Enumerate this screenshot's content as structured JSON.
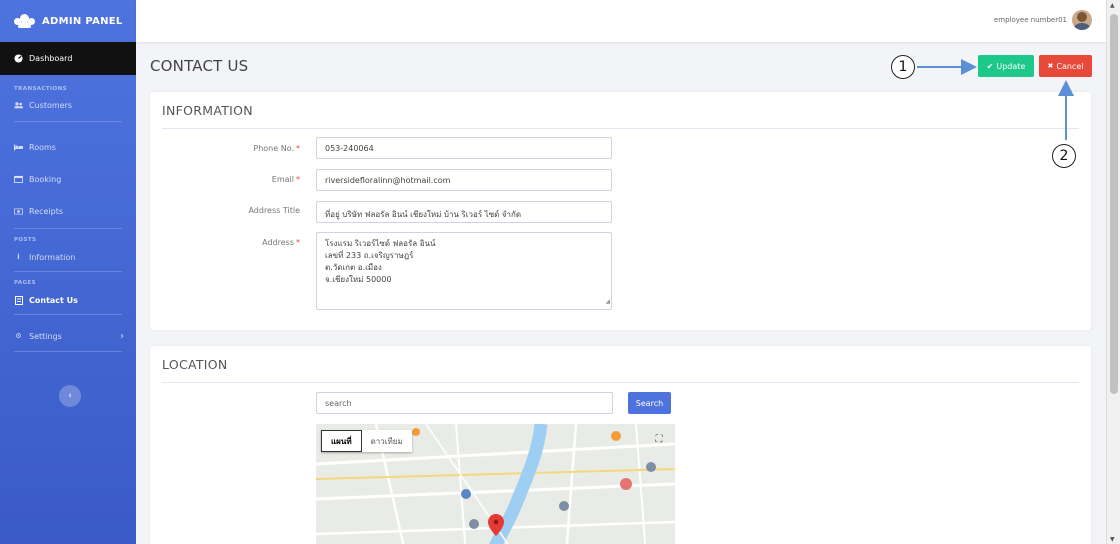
{
  "sidebar": {
    "brand": "ADMIN PANEL",
    "dashboard": "Dashboard",
    "sections": {
      "transactions": "TRANSACTIONS",
      "posts": "POSTS",
      "pages": "PAGES"
    },
    "items": {
      "customers": "Customers",
      "rooms": "Rooms",
      "booking": "Booking",
      "receipts": "Receipts",
      "information": "Information",
      "contact_us": "Contact Us",
      "settings": "Settings"
    },
    "collapse_glyph": "‹",
    "settings_chevron": "›"
  },
  "topbar": {
    "user_name": "employee number01"
  },
  "page": {
    "title": "CONTACT US",
    "update_label": "Update",
    "cancel_label": "Cancel",
    "update_icon": "✔",
    "cancel_icon": "✖"
  },
  "information": {
    "title": "INFORMATION",
    "phone_label": "Phone No.",
    "phone_value": "053-240064",
    "email_label": "Email",
    "email_value": "riversidefloralinn@hotmail.com",
    "address_title_label": "Address Title",
    "address_title_value": "ที่อยู่ บริษัท ฟลอรัล อินน์ เชียงใหม่ บ้าน ริเวอร์ ไซด์ จำกัด",
    "address_label": "Address",
    "address_lines": [
      "โรงแรม ริเวอร์ไซด์ ฟลอรัล อินน์",
      "เลขที่ 233 ถ.เจริญราษฎร์",
      "ต.วัดเกต อ.เมือง",
      "จ.เชียงใหม่ 50000"
    ],
    "required_mark": "*"
  },
  "location": {
    "title": "LOCATION",
    "search_placeholder": "search",
    "search_button": "Search",
    "map_tab_map": "แผนที่",
    "map_tab_satellite": "ดาวเทียม"
  },
  "annotations": [
    "1",
    "2"
  ],
  "colors": {
    "sidebar": "#4e73df",
    "update": "#1cc88a",
    "cancel": "#e74a3b",
    "arrow": "#5b8fd6"
  }
}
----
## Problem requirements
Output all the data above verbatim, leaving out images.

## Answer for the task
Enumerate this screenshot's content as structured JSON.
{
  "sidebar": {
    "brand": "ADMIN PANEL",
    "dashboard": "Dashboard",
    "sections": {
      "transactions": "TRANSACTIONS",
      "posts": "POSTS",
      "pages": "PAGES"
    },
    "items": {
      "customers": "Customers",
      "rooms": "Rooms",
      "booking": "Booking",
      "receipts": "Receipts",
      "information": "Information",
      "contact_us": "Contact Us",
      "settings": "Settings"
    },
    "collapse_glyph": "‹",
    "settings_chevron": "›"
  },
  "topbar": {
    "user_name": "employee number01"
  },
  "page": {
    "title": "CONTACT US",
    "update_label": "Update",
    "cancel_label": "Cancel",
    "update_icon": "✔",
    "cancel_icon": "✖"
  },
  "information": {
    "title": "INFORMATION",
    "phone_label": "Phone No.",
    "phone_value": "053-240064",
    "email_label": "Email",
    "email_value": "riversidefloralinn@hotmail.com",
    "address_title_label": "Address Title",
    "address_title_value": "ที่อยู่ บริษัท ฟลอรัล อินน์ เชียงใหม่ บ้าน ริเวอร์ ไซด์ จำกัด",
    "address_label": "Address",
    "address_lines": [
      "โรงแรม ริเวอร์ไซด์ ฟลอรัล อินน์",
      "เลขที่ 233 ถ.เจริญราษฎร์",
      "ต.วัดเกต อ.เมือง",
      "จ.เชียงใหม่ 50000"
    ],
    "required_mark": "*"
  },
  "location": {
    "title": "LOCATION",
    "search_placeholder": "search",
    "search_button": "Search",
    "map_tab_map": "แผนที่",
    "map_tab_satellite": "ดาวเทียม"
  },
  "annotations": [
    "1",
    "2"
  ],
  "colors": {
    "sidebar": "#4e73df",
    "update": "#1cc88a",
    "cancel": "#e74a3b",
    "arrow": "#5b8fd6"
  }
}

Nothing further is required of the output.